Firefighters are burning slash piles west of Island Park in the Yale Creek area, along the Signal Mountain Summit Road and Pacific Creek Road in Grand Teton National Park and a 127-acre area south of Wilson, Wyo.
Visitors to these areas can expect some smoke, firefighters and warning signs, especially just after the fires are ignited.
The project near Island Park is treating 3,160 acres to reduce timber fuels around the Old West Ranch subdivisions. The project, started in 2018, is designed to “reduce fuel loadings and improve vegetation and wildlife habitat,” according to the Caribou-Targhee National Forest.
The Signal Mountain Summit Road project was started in 2014.
“(It) includes thinning and removing lower limbs from trees, and the removal of dead wood and brush from the forest floor,” a park news release said. “Firefighters place the slash from fuels reduction work into tepee-shaped piles and let them cure for a year before burning them.”
The area along Pacific Creek Road was last treated in 2002 and 2005.
“The fuel loading along the road corridor has not been addressed in previous treatments and will also remove many dangerous hazard trees resulting from the mountain pine beetle epidemic,” the park said. “Crews started work in the summer of 2016 and generated approximately 350 slash piles to be burned.”
Other slash piles around the park are gathered from regular hazard tree removal and trail maintenance and are also slated to be burned during this month.
The project, 7.5 miles south of Wilson, includes Forest Service land adjacent to the Highland Hills and Hidden Hills Subdivision. The burn is done to reduce the risk and cost of fire suppression during an unwanted nearby wildfire.

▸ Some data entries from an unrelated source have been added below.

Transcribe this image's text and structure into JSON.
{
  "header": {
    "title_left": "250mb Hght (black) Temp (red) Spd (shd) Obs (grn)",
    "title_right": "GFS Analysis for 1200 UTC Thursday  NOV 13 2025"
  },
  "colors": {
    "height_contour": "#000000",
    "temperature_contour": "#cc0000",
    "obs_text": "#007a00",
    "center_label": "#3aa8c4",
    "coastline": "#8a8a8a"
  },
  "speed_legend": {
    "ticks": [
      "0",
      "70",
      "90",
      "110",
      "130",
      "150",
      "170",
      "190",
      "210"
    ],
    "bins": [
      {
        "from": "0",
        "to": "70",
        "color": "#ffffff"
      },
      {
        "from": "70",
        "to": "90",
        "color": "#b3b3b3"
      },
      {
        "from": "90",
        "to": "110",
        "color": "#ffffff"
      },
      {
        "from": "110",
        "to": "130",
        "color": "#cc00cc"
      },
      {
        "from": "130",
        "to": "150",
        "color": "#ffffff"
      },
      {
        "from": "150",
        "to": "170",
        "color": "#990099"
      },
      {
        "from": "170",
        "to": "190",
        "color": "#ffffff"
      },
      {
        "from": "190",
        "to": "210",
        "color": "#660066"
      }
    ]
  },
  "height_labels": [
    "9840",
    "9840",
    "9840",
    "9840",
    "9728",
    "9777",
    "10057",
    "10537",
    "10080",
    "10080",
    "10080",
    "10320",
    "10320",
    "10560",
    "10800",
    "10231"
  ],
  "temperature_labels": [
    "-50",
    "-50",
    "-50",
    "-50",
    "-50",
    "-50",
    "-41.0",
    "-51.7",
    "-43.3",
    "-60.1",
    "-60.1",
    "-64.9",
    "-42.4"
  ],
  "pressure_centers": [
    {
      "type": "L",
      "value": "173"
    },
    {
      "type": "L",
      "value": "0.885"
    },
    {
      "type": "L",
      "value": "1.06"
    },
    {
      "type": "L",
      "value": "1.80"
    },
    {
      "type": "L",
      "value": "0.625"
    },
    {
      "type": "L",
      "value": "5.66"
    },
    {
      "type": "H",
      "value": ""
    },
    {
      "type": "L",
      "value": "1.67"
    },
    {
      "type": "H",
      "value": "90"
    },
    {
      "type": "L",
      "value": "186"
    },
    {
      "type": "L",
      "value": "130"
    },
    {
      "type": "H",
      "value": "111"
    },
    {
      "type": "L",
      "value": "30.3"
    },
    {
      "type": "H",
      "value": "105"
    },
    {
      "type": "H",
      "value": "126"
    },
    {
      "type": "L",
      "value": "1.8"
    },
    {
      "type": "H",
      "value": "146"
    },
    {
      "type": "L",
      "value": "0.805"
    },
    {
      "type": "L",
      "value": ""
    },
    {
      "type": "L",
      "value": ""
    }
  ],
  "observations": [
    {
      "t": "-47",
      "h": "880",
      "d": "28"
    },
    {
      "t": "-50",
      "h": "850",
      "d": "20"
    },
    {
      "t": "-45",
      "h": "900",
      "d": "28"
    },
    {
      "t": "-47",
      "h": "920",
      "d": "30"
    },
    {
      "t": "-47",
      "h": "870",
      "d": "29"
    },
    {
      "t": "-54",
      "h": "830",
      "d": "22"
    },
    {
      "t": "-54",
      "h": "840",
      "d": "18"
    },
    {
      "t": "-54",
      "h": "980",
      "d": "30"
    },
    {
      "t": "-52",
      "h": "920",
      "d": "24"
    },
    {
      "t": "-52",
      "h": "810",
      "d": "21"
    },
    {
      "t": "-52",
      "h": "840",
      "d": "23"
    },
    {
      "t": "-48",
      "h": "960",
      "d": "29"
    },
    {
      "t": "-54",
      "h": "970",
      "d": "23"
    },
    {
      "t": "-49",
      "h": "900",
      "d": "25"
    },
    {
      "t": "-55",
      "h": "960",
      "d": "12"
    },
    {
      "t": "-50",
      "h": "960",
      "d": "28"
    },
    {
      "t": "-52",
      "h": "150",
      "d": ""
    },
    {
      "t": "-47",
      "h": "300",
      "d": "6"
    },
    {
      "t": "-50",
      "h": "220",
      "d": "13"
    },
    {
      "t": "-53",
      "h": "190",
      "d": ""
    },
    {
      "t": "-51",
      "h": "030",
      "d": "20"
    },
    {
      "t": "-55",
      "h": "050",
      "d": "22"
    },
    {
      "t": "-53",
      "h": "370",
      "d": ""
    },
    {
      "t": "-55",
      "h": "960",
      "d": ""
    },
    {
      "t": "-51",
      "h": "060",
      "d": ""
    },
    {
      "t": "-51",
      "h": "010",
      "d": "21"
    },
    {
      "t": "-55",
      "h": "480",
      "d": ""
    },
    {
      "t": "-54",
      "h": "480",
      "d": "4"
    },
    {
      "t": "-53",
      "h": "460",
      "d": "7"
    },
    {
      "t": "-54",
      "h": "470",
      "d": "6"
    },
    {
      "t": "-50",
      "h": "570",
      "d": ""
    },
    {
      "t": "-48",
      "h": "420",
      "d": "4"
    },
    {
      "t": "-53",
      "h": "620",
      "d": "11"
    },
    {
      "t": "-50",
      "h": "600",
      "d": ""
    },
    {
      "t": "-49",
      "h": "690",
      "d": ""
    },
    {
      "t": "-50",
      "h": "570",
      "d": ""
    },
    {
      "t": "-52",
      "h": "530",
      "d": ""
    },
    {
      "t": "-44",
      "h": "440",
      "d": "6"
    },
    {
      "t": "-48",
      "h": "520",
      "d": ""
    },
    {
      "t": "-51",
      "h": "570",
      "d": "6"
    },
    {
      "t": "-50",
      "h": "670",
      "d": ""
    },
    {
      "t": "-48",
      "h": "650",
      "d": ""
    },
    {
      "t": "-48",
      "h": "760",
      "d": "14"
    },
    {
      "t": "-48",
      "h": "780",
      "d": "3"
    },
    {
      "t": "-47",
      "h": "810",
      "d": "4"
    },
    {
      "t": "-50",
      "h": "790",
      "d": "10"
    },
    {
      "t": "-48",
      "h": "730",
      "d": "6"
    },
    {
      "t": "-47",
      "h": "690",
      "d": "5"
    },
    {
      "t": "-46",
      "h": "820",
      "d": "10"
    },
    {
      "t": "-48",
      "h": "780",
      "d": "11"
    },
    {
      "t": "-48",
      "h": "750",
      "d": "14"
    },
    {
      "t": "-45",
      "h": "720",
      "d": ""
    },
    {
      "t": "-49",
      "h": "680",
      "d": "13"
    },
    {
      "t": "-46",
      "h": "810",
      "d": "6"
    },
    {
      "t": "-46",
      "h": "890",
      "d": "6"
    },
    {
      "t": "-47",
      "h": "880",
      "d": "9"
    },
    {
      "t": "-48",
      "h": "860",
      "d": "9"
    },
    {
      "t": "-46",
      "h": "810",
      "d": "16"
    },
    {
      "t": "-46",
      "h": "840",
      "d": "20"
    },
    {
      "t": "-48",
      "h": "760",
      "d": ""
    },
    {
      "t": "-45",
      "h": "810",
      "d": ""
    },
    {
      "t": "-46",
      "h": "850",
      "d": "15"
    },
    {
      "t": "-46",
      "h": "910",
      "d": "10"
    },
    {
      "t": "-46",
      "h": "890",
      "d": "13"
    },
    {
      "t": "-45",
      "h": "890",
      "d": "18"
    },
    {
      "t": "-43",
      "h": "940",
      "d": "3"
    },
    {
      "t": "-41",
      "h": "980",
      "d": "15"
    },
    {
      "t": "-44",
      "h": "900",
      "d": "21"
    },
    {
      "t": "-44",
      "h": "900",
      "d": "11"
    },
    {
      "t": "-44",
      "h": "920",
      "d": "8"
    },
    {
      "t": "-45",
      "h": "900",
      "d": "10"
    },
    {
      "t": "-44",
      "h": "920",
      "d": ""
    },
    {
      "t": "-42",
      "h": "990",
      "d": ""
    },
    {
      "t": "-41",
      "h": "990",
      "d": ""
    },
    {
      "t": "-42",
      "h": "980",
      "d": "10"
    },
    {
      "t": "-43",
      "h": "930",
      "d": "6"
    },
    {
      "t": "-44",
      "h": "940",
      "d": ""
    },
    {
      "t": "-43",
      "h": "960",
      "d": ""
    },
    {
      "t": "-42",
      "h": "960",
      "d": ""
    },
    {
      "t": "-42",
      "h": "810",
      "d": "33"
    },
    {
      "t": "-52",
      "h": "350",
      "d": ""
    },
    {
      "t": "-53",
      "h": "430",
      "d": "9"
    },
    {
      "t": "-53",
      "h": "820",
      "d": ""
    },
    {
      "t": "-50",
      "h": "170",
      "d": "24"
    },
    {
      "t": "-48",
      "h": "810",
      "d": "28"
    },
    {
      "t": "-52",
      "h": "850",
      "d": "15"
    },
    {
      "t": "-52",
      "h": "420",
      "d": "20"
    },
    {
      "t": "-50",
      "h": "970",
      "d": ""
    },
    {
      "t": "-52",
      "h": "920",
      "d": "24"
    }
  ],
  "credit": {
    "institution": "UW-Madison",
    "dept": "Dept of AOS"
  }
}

“Fire management staff tend to the piles to assure complete combustion and consumption of all fuels and to monitor burning conditions for potential fire spread out of the pile area,” the park news release said. “Some smoke may linger in the pile area and in drainages as temperatures drop during the evening. Signs will be posted along travel routes and roadsides to remind travelers to use headlights for safe travel within the pile areas.”